Debra J. Barksdale, professor and associate dean of academic programs at Virginia Commonwealth Universitys School of Nursing, has been examining stress in African-American men for three decades. Like Hasson, she quotes cortisol and its role in chronic stress, stating that its like having your stressors turned on all the time.
The fight-or-flight reaction is more of an acute reaction, she says. Whether its related to the pressures from society, increased the opportunities of being stopped by the authorities, trying to provide for their families or trying to find a job or sustain a job, when a stressor results, there are physiological processes that occur in the brain that trigger the release of cortisol. What we have found was in certain people who are constantly emphasized, cortisol levels do not go down throughout the day.
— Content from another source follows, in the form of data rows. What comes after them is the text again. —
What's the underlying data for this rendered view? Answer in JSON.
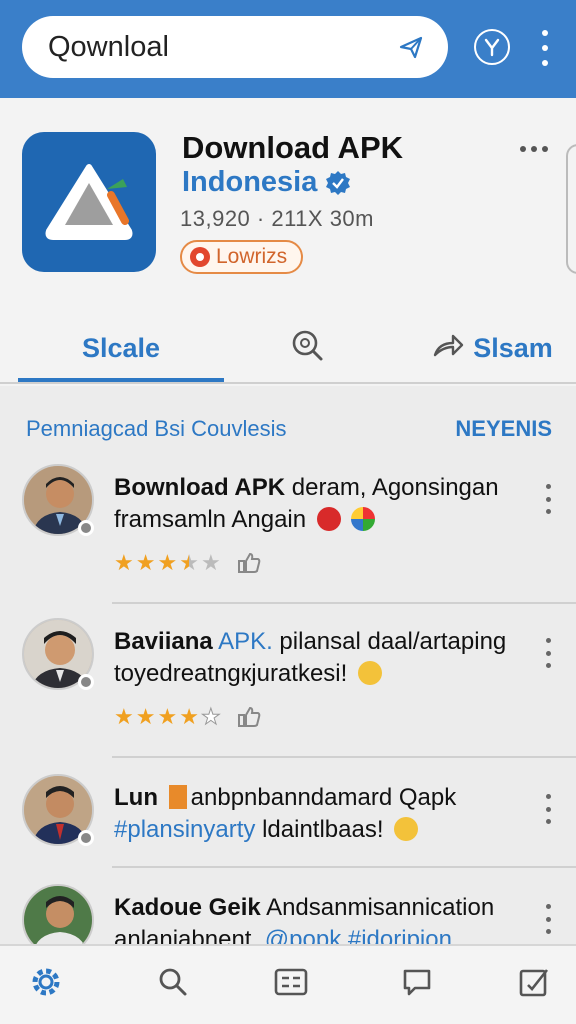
{
  "search": {
    "value": "Qownloal"
  },
  "app": {
    "title": "Download APK",
    "subtitle": "Indonesia",
    "meta": "13,920 · 211X 30m",
    "badge": "Lowrizs"
  },
  "tabs": [
    {
      "label": "Slcale"
    },
    {
      "label": ""
    },
    {
      "label": "Slsam"
    }
  ],
  "section": {
    "title": "Pemniagcad Bsi Couvlesis",
    "link": "NEYENIS"
  },
  "reviews": [
    {
      "name": "Bownload APK",
      "line1_rest": " deram, Agonsingan",
      "line2": "framsamln Angain",
      "rating": 3.5
    },
    {
      "name": "Baviiana",
      "line1_hl": " APK.",
      "line1_rest": " pilansal daal/artaping",
      "line2": "toyedreatngкjuratkesi!",
      "rating": 4
    },
    {
      "name": "Lun",
      "line1_rest": "anbpnbanndamard Qapk",
      "line2_hl": "#plansinyarty",
      "line2": " ldaintlbaas!",
      "rating": 0
    },
    {
      "name": "Kadoue Geik",
      "line1_rest": " Andsanmisannication",
      "line2": "anlaniabnent, ",
      "line2_hl": "@popk #idoripion",
      "rating": 0
    }
  ],
  "colors": {
    "primary": "#3a7fc9",
    "accent": "#2d78c4",
    "star": "#f0a020",
    "badge": "#e58a45"
  },
  "icons": [
    "send-icon",
    "filter-icon",
    "more-icon",
    "verified-icon",
    "search-icon",
    "share-icon",
    "like-icon",
    "settings-icon",
    "list-icon",
    "chat-icon",
    "edit-icon"
  ]
}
It will remain high.
The Broken Thermostat
When cortisol levels remain high without the presence of imminent peril or without some physical activity to offset the effects of chronic stress, Type 2 diabetes is a possibility the consequence. According to the American Diabetes Association, higher cortisol outcomes in higher insulin resistance, forcing the pancreas to produce more insulin to get a response. With ongoing insulin resistance, the insulin-producing beta cells wear down, causing Type 2 diabetes.
Think of stress like a hot summertime day. Your thermostat has to keep working harder and harder to keep your house cool. Eventually, it cant get the temperature back down to where you want it anymore; it cant get back down to 68 degrees. It can only get down to 69 degrees,( because) the system is worn out. Sixty-nine degrees is not bad, but then it maintains creeping up and eventually the body isnt able to respond because its chronically activated. Those are the folks who are going to be more likely to progress to diabetes, she says.
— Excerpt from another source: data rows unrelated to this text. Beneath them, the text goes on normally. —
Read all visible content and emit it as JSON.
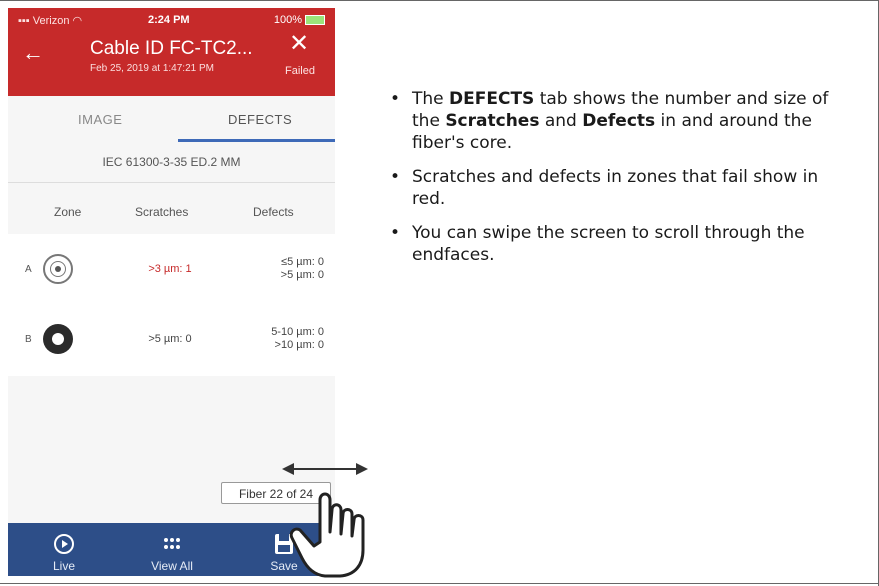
{
  "status_bar": {
    "carrier": "Verizon",
    "time": "2:24 PM",
    "battery": "100%"
  },
  "header": {
    "title": "Cable ID FC-TC2...",
    "subtitle": "Feb 25, 2019 at 1:47:21 PM",
    "status": "Failed",
    "back_icon": "arrow-left-icon",
    "close_icon": "close-icon"
  },
  "tabs": [
    {
      "label": "IMAGE",
      "active": false
    },
    {
      "label": "DEFECTS",
      "active": true
    }
  ],
  "standard": "IEC 61300-3-35 ED.2 MM",
  "table": {
    "headers": {
      "zone": "Zone",
      "scratches": "Scratches",
      "defects": "Defects"
    },
    "rows": [
      {
        "zone": "A",
        "scratches": ">3 µm: 1",
        "defects_1": "≤5 µm: 0",
        "defects_2": ">5 µm: 0",
        "scratches_failed": true
      },
      {
        "zone": "B",
        "scratches": ">5 µm: 0",
        "defects_1": "5-10 µm: 0",
        "defects_2": ">10 µm: 0",
        "scratches_failed": false
      }
    ]
  },
  "fiber_indicator": "Fiber 22 of 24",
  "bottom_nav": [
    {
      "label": "Live",
      "icon": "play-circle-icon"
    },
    {
      "label": "View All",
      "icon": "grid-dots-icon"
    },
    {
      "label": "Save",
      "icon": "floppy-disk-icon"
    }
  ],
  "colors": {
    "header_red": "#c62a2a",
    "nav_blue": "#2d4e88",
    "tab_underline": "#3e6ab8",
    "fail_red": "#c62a2a"
  },
  "bullets": {
    "b1": {
      "p1": "The ",
      "bold1": "DEFECTS",
      "p2": " tab shows the number and size of the ",
      "bold2": "Scratches",
      "p3": " and ",
      "bold3": "Defects",
      "p4": " in and around the fiber's core."
    },
    "b2": "Scratches and defects in zones that fail show in red.",
    "b3": "You can swipe the screen to scroll through the endfaces."
  }
}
Mezuk partners with the YMCA of Greater Richmonds diabetes control and diabetes prevention programs. The diabetes control program helps adults living with Type 2 by providing education, support and care management. The diabetes prevention program is for those at risk for Type 2 diabetes. They learn how to construct lifestyle changes to reduce their chances of developing the disease.
Know Your Status
Learning to identify and manage stress positively is the first step to a healthier outcome. That can be exercising, playing in mens sports leagues, practising yoga, or seeking talk therapy. If no change pass, African-American men run the risk of epidemic levels of diabetes diagnoses5 0 percentby 2050, according to the diabetes association.
Caroline Fornshell, a registered dietitian and diabetes fitness and nutrition expert in Williamsburg, calls the individuals who catch the disease before its onset the luck ones.
They are the ones that got the warn. So often, people are walking around with undiagnosed full-fledged diabetes, and so it is really an exciting opportunity for individuals who find out they have pre-diabetes to take control, she says.
Pre-diabetics can exercise more and evaluate their diet. They also should reduce stress, get the proper quantities of sleep and seek out subsistences, whether its through a program or even some sort of wellness buddy, says Fornshell.
Mezuk fosters African-Americans who think theyre at risk due to family history or who live with chronic stress to consult a physician. Many humen dont know that they have the disease and when left untreated, it can lead to a host of other health problems, including hypertension, heart disease and kidney failurethree more conditions that African-American humen suffer at higher rates than their white and Latino counterparts.
Its really scary to go to the doctor[ and find out that you have] diabetes. People call it denialabetes for a reason. People dont want to believe that theyre sick, says Mezuk. But there is good news. We can take what we are learning about how stress and depression affect the body and actually turn that into improved health for people in terms of managing this condition better and hopefully being able to prevent this condition better.
Originally published in Richmond Magazine